Sometimes referred to as a “one-page site”, the infinite scroll design is a bit of a hot topic among web designers. Some developers using Selenium WebDriver look for ways to scrap infinite scrolling from Python packages.
Some experts say that it’s ideal for mobile pages, but not so much for web pages. According to Smashing Magazine, the use of infinite scroll or pagination either one is “not black and white”, and that it all “varies according to the context of the page.”
To help you decide if it’s right for your site or blog, here are the pros and cons of using infinite scroll in web design:
Scrolling, for many individuals, is better than clicking – When it comes to lengthy content, such as a tutorial, scrolling provides better usability. Making people keep clicking to “view the next page” can be annoying.
When done correctly, it makes users feel in control – Users want to feel like they are the ones in control when scrolling down a web page. If it’s just one long mess with a lack of indicators and landmarks, the user will feel less empowered and more confused. When you do use landmarks and a smart progress indicator, infinite scrolling will work a lot better.

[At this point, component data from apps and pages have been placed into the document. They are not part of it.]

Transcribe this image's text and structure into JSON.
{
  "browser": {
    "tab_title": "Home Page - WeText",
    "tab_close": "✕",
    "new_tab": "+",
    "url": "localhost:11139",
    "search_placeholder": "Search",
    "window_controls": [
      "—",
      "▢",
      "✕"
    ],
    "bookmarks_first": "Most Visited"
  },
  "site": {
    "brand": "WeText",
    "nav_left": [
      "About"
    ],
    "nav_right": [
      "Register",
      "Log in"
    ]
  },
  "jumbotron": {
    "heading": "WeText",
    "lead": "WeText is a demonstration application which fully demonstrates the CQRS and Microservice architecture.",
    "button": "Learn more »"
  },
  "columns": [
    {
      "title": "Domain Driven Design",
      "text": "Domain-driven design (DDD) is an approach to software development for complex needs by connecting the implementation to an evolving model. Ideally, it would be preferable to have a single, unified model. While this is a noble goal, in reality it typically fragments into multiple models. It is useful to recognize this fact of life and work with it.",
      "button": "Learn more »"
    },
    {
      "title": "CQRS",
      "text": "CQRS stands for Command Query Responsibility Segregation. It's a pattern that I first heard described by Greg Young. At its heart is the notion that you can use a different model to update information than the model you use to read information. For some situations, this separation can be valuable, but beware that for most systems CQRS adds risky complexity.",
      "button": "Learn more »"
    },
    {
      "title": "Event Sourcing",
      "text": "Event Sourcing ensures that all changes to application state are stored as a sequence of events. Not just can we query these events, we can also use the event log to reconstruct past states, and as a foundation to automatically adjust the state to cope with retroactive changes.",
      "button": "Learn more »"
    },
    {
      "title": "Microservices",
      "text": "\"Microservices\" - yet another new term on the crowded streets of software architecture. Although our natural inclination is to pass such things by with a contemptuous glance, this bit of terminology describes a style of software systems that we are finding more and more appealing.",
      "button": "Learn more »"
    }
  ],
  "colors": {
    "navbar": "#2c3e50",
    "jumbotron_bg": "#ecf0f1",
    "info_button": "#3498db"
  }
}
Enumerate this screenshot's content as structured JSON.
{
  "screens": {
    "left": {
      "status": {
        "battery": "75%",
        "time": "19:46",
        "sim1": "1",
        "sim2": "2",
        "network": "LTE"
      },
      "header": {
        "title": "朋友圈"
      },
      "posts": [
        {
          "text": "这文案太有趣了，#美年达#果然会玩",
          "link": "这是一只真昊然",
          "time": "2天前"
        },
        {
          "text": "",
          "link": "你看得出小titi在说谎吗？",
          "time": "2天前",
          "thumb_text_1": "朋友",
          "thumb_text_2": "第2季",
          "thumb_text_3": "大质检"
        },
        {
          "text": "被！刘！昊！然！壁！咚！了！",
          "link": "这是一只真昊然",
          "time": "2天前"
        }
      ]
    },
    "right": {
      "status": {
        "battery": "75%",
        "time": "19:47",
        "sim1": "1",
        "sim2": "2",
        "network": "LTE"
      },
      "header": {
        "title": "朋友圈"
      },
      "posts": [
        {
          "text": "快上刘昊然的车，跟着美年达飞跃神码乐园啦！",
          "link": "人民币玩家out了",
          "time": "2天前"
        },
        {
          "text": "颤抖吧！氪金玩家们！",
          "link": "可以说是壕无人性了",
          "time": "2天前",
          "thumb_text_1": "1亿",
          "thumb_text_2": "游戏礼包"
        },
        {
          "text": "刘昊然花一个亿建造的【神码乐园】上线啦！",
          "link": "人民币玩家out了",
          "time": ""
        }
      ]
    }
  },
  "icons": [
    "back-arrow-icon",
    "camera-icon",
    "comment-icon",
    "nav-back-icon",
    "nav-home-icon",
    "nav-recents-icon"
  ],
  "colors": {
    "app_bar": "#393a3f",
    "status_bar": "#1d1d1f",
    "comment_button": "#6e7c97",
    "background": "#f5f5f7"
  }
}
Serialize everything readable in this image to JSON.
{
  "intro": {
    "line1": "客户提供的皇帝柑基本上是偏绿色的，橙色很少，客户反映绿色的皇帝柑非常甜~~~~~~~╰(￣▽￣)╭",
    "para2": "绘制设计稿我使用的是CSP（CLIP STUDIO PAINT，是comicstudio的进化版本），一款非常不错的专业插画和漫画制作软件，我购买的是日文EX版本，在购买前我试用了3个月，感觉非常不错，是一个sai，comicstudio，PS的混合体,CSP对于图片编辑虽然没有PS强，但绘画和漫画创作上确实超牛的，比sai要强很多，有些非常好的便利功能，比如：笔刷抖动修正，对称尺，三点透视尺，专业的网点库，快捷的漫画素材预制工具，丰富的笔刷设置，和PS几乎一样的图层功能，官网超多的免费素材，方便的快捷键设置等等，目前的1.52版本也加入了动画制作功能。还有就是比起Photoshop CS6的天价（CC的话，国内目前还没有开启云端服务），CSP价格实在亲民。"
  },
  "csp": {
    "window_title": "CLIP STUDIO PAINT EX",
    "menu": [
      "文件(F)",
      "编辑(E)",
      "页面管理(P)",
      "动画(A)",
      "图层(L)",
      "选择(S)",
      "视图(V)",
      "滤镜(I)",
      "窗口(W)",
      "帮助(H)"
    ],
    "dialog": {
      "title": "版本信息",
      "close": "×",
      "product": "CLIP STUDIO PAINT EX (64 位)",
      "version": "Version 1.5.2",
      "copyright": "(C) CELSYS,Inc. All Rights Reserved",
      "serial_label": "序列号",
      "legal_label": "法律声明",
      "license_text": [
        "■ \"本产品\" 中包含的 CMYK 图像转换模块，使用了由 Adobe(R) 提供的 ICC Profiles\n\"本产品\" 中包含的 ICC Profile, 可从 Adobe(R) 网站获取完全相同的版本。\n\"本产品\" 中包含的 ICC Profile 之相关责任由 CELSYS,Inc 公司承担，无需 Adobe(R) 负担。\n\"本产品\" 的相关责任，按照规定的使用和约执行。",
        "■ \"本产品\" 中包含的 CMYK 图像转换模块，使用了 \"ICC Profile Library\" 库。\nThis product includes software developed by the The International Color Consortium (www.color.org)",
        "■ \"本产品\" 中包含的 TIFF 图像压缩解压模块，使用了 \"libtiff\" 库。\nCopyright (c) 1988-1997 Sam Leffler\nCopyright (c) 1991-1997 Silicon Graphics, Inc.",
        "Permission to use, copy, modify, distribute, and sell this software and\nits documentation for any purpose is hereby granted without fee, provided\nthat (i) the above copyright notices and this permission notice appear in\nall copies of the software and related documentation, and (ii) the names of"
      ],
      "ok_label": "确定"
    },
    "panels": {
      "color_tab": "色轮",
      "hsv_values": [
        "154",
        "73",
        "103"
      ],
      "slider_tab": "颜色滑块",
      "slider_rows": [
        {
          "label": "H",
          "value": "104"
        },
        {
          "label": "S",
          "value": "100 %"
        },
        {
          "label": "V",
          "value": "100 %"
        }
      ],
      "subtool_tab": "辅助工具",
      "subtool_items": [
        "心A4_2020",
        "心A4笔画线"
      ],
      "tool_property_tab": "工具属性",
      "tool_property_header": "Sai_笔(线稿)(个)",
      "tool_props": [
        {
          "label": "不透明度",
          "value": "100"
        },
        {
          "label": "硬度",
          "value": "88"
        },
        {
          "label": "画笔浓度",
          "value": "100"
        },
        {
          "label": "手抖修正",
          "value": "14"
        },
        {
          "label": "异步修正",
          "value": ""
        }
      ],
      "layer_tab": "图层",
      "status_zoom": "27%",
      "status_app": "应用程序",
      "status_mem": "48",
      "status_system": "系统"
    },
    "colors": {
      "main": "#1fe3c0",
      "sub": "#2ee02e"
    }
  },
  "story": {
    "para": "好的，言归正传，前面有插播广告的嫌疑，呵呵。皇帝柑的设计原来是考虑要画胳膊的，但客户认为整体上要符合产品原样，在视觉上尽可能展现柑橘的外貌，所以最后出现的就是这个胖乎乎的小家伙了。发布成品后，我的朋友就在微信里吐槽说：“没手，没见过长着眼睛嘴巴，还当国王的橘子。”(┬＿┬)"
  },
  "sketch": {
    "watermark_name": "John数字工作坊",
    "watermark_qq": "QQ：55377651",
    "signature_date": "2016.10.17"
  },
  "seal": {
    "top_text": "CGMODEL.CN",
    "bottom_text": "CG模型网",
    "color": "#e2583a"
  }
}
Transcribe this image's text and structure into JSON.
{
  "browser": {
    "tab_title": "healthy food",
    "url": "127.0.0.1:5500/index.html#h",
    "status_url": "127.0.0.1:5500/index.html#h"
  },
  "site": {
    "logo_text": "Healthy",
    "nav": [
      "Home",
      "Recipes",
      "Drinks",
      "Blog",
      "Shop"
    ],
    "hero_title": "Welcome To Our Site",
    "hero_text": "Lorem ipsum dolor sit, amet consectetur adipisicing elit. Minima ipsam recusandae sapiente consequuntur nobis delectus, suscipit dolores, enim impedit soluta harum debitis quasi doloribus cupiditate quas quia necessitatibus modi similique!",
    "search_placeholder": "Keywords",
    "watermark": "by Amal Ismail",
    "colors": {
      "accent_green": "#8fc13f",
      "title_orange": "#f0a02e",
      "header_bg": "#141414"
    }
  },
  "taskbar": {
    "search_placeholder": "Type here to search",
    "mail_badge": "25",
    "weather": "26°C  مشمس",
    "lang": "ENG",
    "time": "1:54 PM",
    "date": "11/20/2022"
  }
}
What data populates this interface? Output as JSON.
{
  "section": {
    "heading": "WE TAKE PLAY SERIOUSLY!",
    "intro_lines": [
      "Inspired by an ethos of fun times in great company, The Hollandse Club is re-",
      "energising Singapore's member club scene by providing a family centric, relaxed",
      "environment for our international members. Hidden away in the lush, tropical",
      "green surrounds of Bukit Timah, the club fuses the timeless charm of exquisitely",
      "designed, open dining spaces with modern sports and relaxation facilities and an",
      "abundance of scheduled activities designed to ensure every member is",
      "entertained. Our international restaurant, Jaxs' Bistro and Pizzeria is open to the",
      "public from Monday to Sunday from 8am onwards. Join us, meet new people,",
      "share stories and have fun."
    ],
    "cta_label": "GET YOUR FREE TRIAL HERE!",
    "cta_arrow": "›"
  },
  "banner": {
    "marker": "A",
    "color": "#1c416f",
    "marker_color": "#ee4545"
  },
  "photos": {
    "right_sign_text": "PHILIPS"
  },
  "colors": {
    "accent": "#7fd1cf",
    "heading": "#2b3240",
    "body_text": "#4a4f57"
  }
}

It keeps the user’s attention on photo-driven sites – Have you noticed that Google uses infinite scrolling in its image results, even though it still uses pagination for web page results? The infinite scroll design helps make image galleries and visual-focused sites appear more seamless. The “next page” links can be distracting. This is also why you should avoid using slideshows or carousel design elements. The Instapage.com blog explains that “image sliders are bad for conversions”.
Real time data and information benefits from infinite scrolling – Like with image pages, infinite scrolling makes real-time information pages seamless. This is why you find this type of design on social media sites and the “comments” section under news articles.
It’s NOT helpful at all for sites that cover a variety of topics – If your website covers multiple topics or angles, it’s better to use pagination to break up the topics. Each page should only focus on one issue. It can be overwhelming for viewers to have to keep scrolling down to figure out exactly what point you are trying to make.
It’s difficult to have a footer with infinite scroll – Many companies want to display important links in their footers so that customers know what to click on in order to find what they’re looking for. It’s easier to have a footer without an infinite scroll design.
It’s not always ideal for SEO – A page with infinite scrolling is still just one page. Crawlers aren’t advanced enough to always emulate manual user behavior, which means they don’t always access all of the individual elements in the content feed. If Googlebots have a hard time accessing all of your content, that content is less likely to appear in search results. Also, an infinite scroll design can slow down the loading time of the page, which is also harmful toward your SERPs.
Consider the type of website you are running and weigh the pros and cons to determine if the infinite scrolling design is ideal for your responsive web development needs.